App and web page records
= = = = = = =

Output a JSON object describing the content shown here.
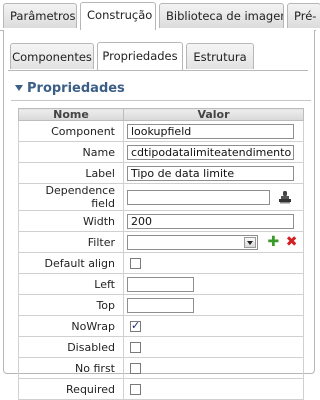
{
  "top_tabs": [
    "Parâmetros",
    "Construção",
    "Biblioteca de imagens",
    "Pré-"
  ],
  "inner_tabs": [
    "Componentes",
    "Propriedades",
    "Estrutura"
  ],
  "section_title": "Propriedades",
  "grid": {
    "col_name": "Nome",
    "col_value": "Valor",
    "rows": {
      "component": {
        "label": "Component",
        "value": "lookupfield"
      },
      "name": {
        "label": "Name",
        "value": "cdtipodatalimiteatendimento"
      },
      "label": {
        "label": "Label",
        "value": "Tipo de data limite"
      },
      "dependence_field": {
        "label": "Dependence field",
        "value": ""
      },
      "width": {
        "label": "Width",
        "value": "200"
      },
      "filter": {
        "label": "Filter",
        "value": ""
      },
      "default_align": {
        "label": "Default align",
        "checked": false
      },
      "left": {
        "label": "Left",
        "value": ""
      },
      "top": {
        "label": "Top",
        "value": ""
      },
      "nowrap": {
        "label": "NoWrap",
        "checked": true
      },
      "disabled": {
        "label": "Disabled",
        "checked": false
      },
      "no_first": {
        "label": "No first",
        "checked": false
      },
      "required": {
        "label": "Required",
        "checked": false
      }
    }
  },
  "icons": {
    "dependence_picker": "stamp-icon",
    "filter_add": "plus-icon",
    "filter_remove": "delete-icon"
  },
  "colors": {
    "section_title": "#3b5f86",
    "add": "#3a9a2a",
    "remove": "#d42020"
  }
}
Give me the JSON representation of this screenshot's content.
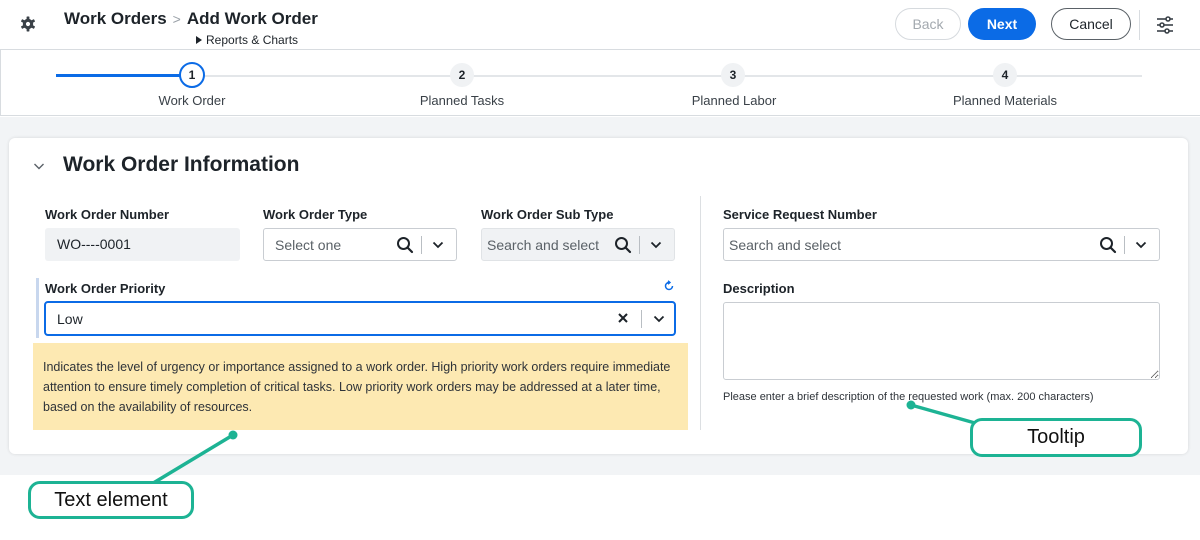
{
  "header": {
    "module": "Work Orders",
    "separator": ">",
    "page": "Add Work Order",
    "subcrumb": "Reports & Charts",
    "back_label": "Back",
    "next_label": "Next",
    "cancel_label": "Cancel"
  },
  "stepper": {
    "active_step": 1,
    "steps": [
      {
        "number": "1",
        "label": "Work Order"
      },
      {
        "number": "2",
        "label": "Planned Tasks"
      },
      {
        "number": "3",
        "label": "Planned Labor"
      },
      {
        "number": "4",
        "label": "Planned Materials"
      }
    ]
  },
  "section": {
    "title": "Work Order Information"
  },
  "fields": {
    "wo_number_label": "Work Order Number",
    "wo_number_value": "WO----0001",
    "wo_type_label": "Work Order Type",
    "wo_type_placeholder": "Select one",
    "wo_subtype_label": "Work Order Sub Type",
    "wo_subtype_placeholder": "Search and select",
    "sr_number_label": "Service Request Number",
    "sr_number_placeholder": "Search and select",
    "priority_label": "Work Order Priority",
    "priority_value": "Low",
    "priority_help": "Indicates the level of urgency or importance assigned to a work order. High priority work orders require immediate attention to ensure timely completion of critical tasks. Low priority work orders may be addressed at a later time, based on the availability of resources.",
    "description_label": "Description",
    "description_hint": "Please enter a brief description of the requested work (max. 200 characters)"
  },
  "annotations": {
    "text_element": "Text element",
    "tooltip": "Tooltip"
  },
  "colors": {
    "primary": "#0b6be6",
    "help_background": "#fde9b2",
    "callout": "#1db394"
  }
}
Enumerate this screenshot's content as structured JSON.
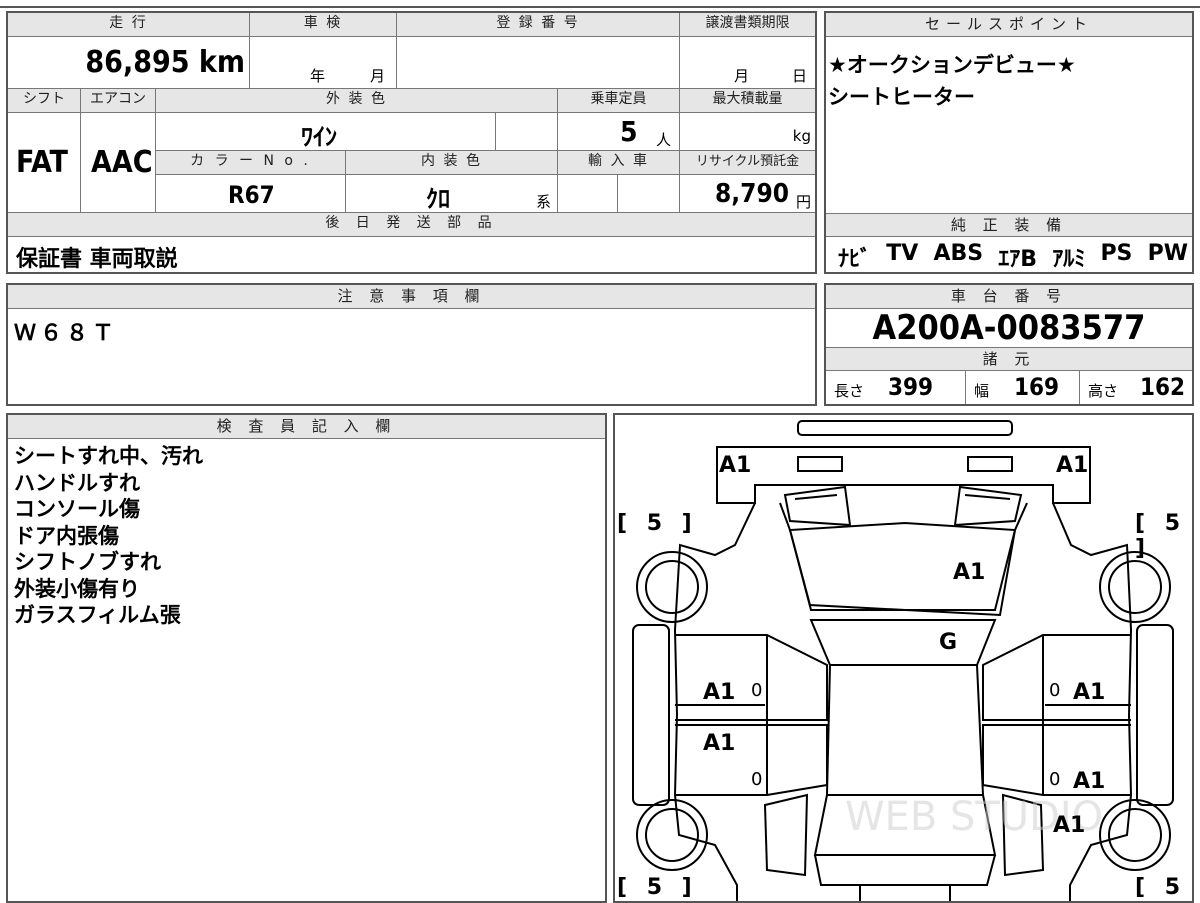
{
  "vehicle": {
    "mileage_label": "走 行",
    "mileage": "86,895 km",
    "inspection_label": "車 検",
    "inspection_year": "年",
    "inspection_month": "月",
    "registration_label": "登 録 番 号",
    "transfer_deadline_label": "譲渡書類期限",
    "transfer_month": "月",
    "transfer_day": "日",
    "shift_label": "シフト",
    "shift": "FAT",
    "aircon_label": "エアコン",
    "aircon": "AAC",
    "exterior_color_label": "外 装 色",
    "exterior_color": "ﾜｲﾝ",
    "color_no_label": "カ ラ ー N o .",
    "color_no": "R67",
    "interior_color_label": "内 装 色",
    "interior_color": "ｸﾛ",
    "interior_suffix": "系",
    "capacity_label": "乗車定員",
    "capacity": "5",
    "capacity_unit": "人",
    "max_load_label": "最大積載量",
    "max_load_unit": "kg",
    "import_label": "輸 入 車",
    "recycle_label": "リサイクル預託金",
    "recycle_fee": "8,790",
    "recycle_unit": "円"
  },
  "sales_points": {
    "label": "セールスポイント",
    "lines": [
      "★オークションデビュー★",
      "シートヒーター"
    ]
  },
  "later_parts": {
    "label": "後 日 発 送 部 品",
    "value": "保証書 車両取説"
  },
  "equipment": {
    "label": "純 正 装 備",
    "items": [
      "ﾅﾋﾞ",
      "TV",
      "ABS",
      "ｴｱB",
      "ｱﾙﾐ",
      "PS",
      "PW"
    ]
  },
  "notes": {
    "label": "注 意 事 項 欄",
    "value": "Ｗ６８Ｔ"
  },
  "chassis": {
    "label": "車 台 番 号",
    "value": "A200A-0083577"
  },
  "specs": {
    "label": "諸 元",
    "length_label": "長さ",
    "length": "399",
    "width_label": "幅",
    "width": "169",
    "height_label": "高さ",
    "height": "162"
  },
  "inspector": {
    "label": "検 査 員 記 入 欄",
    "lines": [
      "シートすれ中、汚れ",
      "ハンドルすれ",
      "コンソール傷",
      "ドア内張傷",
      "シフトノブすれ",
      "外装小傷有り",
      "ガラスフィルム張"
    ]
  },
  "diagram": {
    "marks": {
      "front_left": "A1",
      "front_right": "A1",
      "windshield": "A1",
      "roof_glass": "G",
      "left_front_door": "A1",
      "left_rear_door": "A1",
      "right_front_door": "A1",
      "right_rear_door": "A1",
      "right_rear_quarter": "A1",
      "tire_fl": "[ 5 ]",
      "tire_fr": "[ 5 ]",
      "tire_rl": "[ 5 ]",
      "tire_rr": "[ 5 ]",
      "zero_lf": "0",
      "zero_lr": "0",
      "zero_rf": "0",
      "zero_rr": "0"
    },
    "watermark": "WEB STUDIO"
  }
}
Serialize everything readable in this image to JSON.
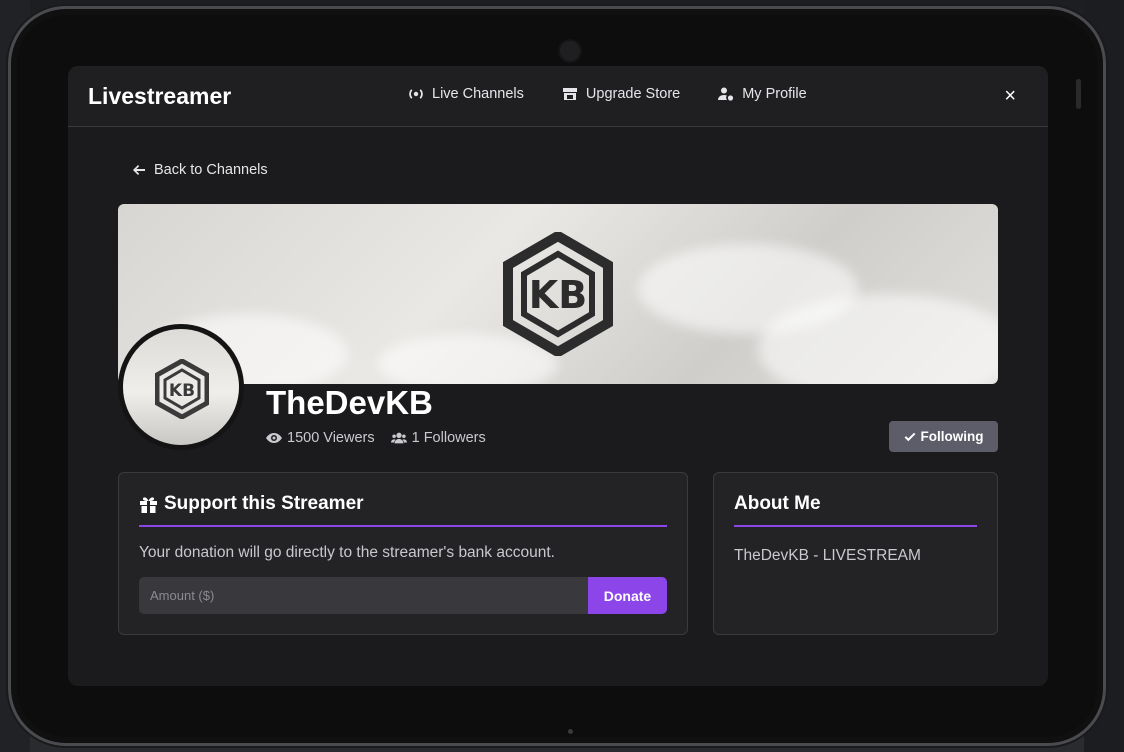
{
  "app": {
    "brand": "Livestreamer",
    "close_label": "×"
  },
  "nav": {
    "items": [
      {
        "label": "Live Channels",
        "icon": "broadcast-icon"
      },
      {
        "label": "Upgrade Store",
        "icon": "store-icon"
      },
      {
        "label": "My Profile",
        "icon": "user-gear-icon"
      }
    ]
  },
  "back_link": {
    "label": "Back to Channels",
    "icon": "arrow-left-icon"
  },
  "channel": {
    "name": "TheDevKB",
    "viewers": "1500 Viewers",
    "followers": "1 Followers",
    "follow_button": "Following",
    "logo_letters": "KB"
  },
  "support": {
    "title": "Support this Streamer",
    "description": "Your donation will go directly to the streamer's bank account.",
    "amount_placeholder": "Amount ($)",
    "donate_label": "Donate"
  },
  "about": {
    "title": "About Me",
    "text": "TheDevKB - LIVESTREAM"
  },
  "colors": {
    "accent": "#8b45e8",
    "follow_button": "#5d5d69",
    "panel": "#232326",
    "background": "#1b1b1d"
  }
}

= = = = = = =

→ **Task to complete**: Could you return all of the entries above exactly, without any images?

→ **Output**:
Output a JSON object describing the content shown here.
{
  "top_tabs": [
    "Parâmetros",
    "Construção",
    "Biblioteca de imagens",
    "Pré-"
  ],
  "inner_tabs": [
    "Componentes",
    "Propriedades",
    "Estrutura"
  ],
  "section_title": "Propriedades",
  "grid": {
    "col_name": "Nome",
    "col_value": "Valor",
    "rows": {
      "component": {
        "label": "Component",
        "value": "lookupfield"
      },
      "name": {
        "label": "Name",
        "value": "cdtipodatalimiteatendimento"
      },
      "label": {
        "label": "Label",
        "value": "Tipo de data limite"
      },
      "dependence_field": {
        "label": "Dependence field",
        "value": ""
      },
      "width": {
        "label": "Width",
        "value": "200"
      },
      "filter": {
        "label": "Filter",
        "value": ""
      },
      "default_align": {
        "label": "Default align",
        "checked": false
      },
      "left": {
        "label": "Left",
        "value": ""
      },
      "top": {
        "label": "Top",
        "value": ""
      },
      "nowrap": {
        "label": "NoWrap",
        "checked": true
      },
      "disabled": {
        "label": "Disabled",
        "checked": false
      },
      "no_first": {
        "label": "No first",
        "checked": false
      },
      "required": {
        "label": "Required",
        "checked": false
      }
    }
  },
  "icons": {
    "dependence_picker": "stamp-icon",
    "filter_add": "plus-icon",
    "filter_remove": "delete-icon"
  },
  "colors": {
    "section_title": "#3b5f86",
    "add": "#3a9a2a",
    "remove": "#d42020"
  }
}
Give me the JSON representation of this screenshot's content.
{
  "header": {
    "module": "Work Orders",
    "separator": ">",
    "page": "Add Work Order",
    "subcrumb": "Reports & Charts",
    "back_label": "Back",
    "next_label": "Next",
    "cancel_label": "Cancel"
  },
  "stepper": {
    "active_step": 1,
    "steps": [
      {
        "number": "1",
        "label": "Work Order"
      },
      {
        "number": "2",
        "label": "Planned Tasks"
      },
      {
        "number": "3",
        "label": "Planned Labor"
      },
      {
        "number": "4",
        "label": "Planned Materials"
      }
    ]
  },
  "section": {
    "title": "Work Order Information"
  },
  "fields": {
    "wo_number_label": "Work Order Number",
    "wo_number_value": "WO----0001",
    "wo_type_label": "Work Order Type",
    "wo_type_placeholder": "Select one",
    "wo_subtype_label": "Work Order Sub Type",
    "wo_subtype_placeholder": "Search and select",
    "sr_number_label": "Service Request Number",
    "sr_number_placeholder": "Search and select",
    "priority_label": "Work Order Priority",
    "priority_value": "Low",
    "priority_help": "Indicates the level of urgency or importance assigned to a work order. High priority work orders require immediate attention to ensure timely completion of critical tasks. Low priority work orders may be addressed at a later time, based on the availability of resources.",
    "description_label": "Description",
    "description_hint": "Please enter a brief description of the requested work (max. 200 characters)"
  },
  "annotations": {
    "text_element": "Text element",
    "tooltip": "Tooltip"
  },
  "colors": {
    "primary": "#0b6be6",
    "help_background": "#fde9b2",
    "callout": "#1db394"
  }
}
Enumerate this screenshot's content as structured JSON.
{
  "vehicle": {
    "mileage_label": "走 行",
    "mileage": "86,895 km",
    "inspection_label": "車 検",
    "inspection_year": "年",
    "inspection_month": "月",
    "registration_label": "登 録 番 号",
    "transfer_deadline_label": "譲渡書類期限",
    "transfer_month": "月",
    "transfer_day": "日",
    "shift_label": "シフト",
    "shift": "FAT",
    "aircon_label": "エアコン",
    "aircon": "AAC",
    "exterior_color_label": "外 装 色",
    "exterior_color": "ﾜｲﾝ",
    "color_no_label": "カ ラ ー N o .",
    "color_no": "R67",
    "interior_color_label": "内 装 色",
    "interior_color": "ｸﾛ",
    "interior_suffix": "系",
    "capacity_label": "乗車定員",
    "capacity": "5",
    "capacity_unit": "人",
    "max_load_label": "最大積載量",
    "max_load_unit": "kg",
    "import_label": "輸 入 車",
    "recycle_label": "リサイクル預託金",
    "recycle_fee": "8,790",
    "recycle_unit": "円"
  },
  "sales_points": {
    "label": "セールスポイント",
    "lines": [
      "★オークションデビュー★",
      "シートヒーター"
    ]
  },
  "later_parts": {
    "label": "後 日 発 送 部 品",
    "value": "保証書 車両取説"
  },
  "equipment": {
    "label": "純 正 装 備",
    "items": [
      "ﾅﾋﾞ",
      "TV",
      "ABS",
      "ｴｱB",
      "ｱﾙﾐ",
      "PS",
      "PW"
    ]
  },
  "notes": {
    "label": "注 意 事 項 欄",
    "value": "Ｗ６８Ｔ"
  },
  "chassis": {
    "label": "車 台 番 号",
    "value": "A200A-0083577"
  },
  "specs": {
    "label": "諸 元",
    "length_label": "長さ",
    "length": "399",
    "width_label": "幅",
    "width": "169",
    "height_label": "高さ",
    "height": "162"
  },
  "inspector": {
    "label": "検 査 員 記 入 欄",
    "lines": [
      "シートすれ中、汚れ",
      "ハンドルすれ",
      "コンソール傷",
      "ドア内張傷",
      "シフトノブすれ",
      "外装小傷有り",
      "ガラスフィルム張"
    ]
  },
  "diagram": {
    "marks": {
      "front_left": "A1",
      "front_right": "A1",
      "windshield": "A1",
      "roof_glass": "G",
      "left_front_door": "A1",
      "left_rear_door": "A1",
      "right_front_door": "A1",
      "right_rear_door": "A1",
      "right_rear_quarter": "A1",
      "tire_fl": "[ 5 ]",
      "tire_fr": "[ 5 ]",
      "tire_rl": "[ 5 ]",
      "tire_rr": "[ 5 ]",
      "zero_lf": "0",
      "zero_lr": "0",
      "zero_rf": "0",
      "zero_rr": "0"
    },
    "watermark": "WEB STUDIO"
  }
}
Serialize everything readable in this image to JSON.
{
  "app": {
    "brand": "Livestreamer",
    "close_label": "×"
  },
  "nav": {
    "items": [
      {
        "label": "Live Channels",
        "icon": "broadcast-icon"
      },
      {
        "label": "Upgrade Store",
        "icon": "store-icon"
      },
      {
        "label": "My Profile",
        "icon": "user-gear-icon"
      }
    ]
  },
  "back_link": {
    "label": "Back to Channels",
    "icon": "arrow-left-icon"
  },
  "channel": {
    "name": "TheDevKB",
    "viewers": "1500 Viewers",
    "followers": "1 Followers",
    "follow_button": "Following",
    "logo_letters": "KB"
  },
  "support": {
    "title": "Support this Streamer",
    "description": "Your donation will go directly to the streamer's bank account.",
    "amount_placeholder": "Amount ($)",
    "donate_label": "Donate"
  },
  "about": {
    "title": "About Me",
    "text": "TheDevKB - LIVESTREAM"
  },
  "colors": {
    "accent": "#8b45e8",
    "follow_button": "#5d5d69",
    "panel": "#232326",
    "background": "#1b1b1d"
  }
}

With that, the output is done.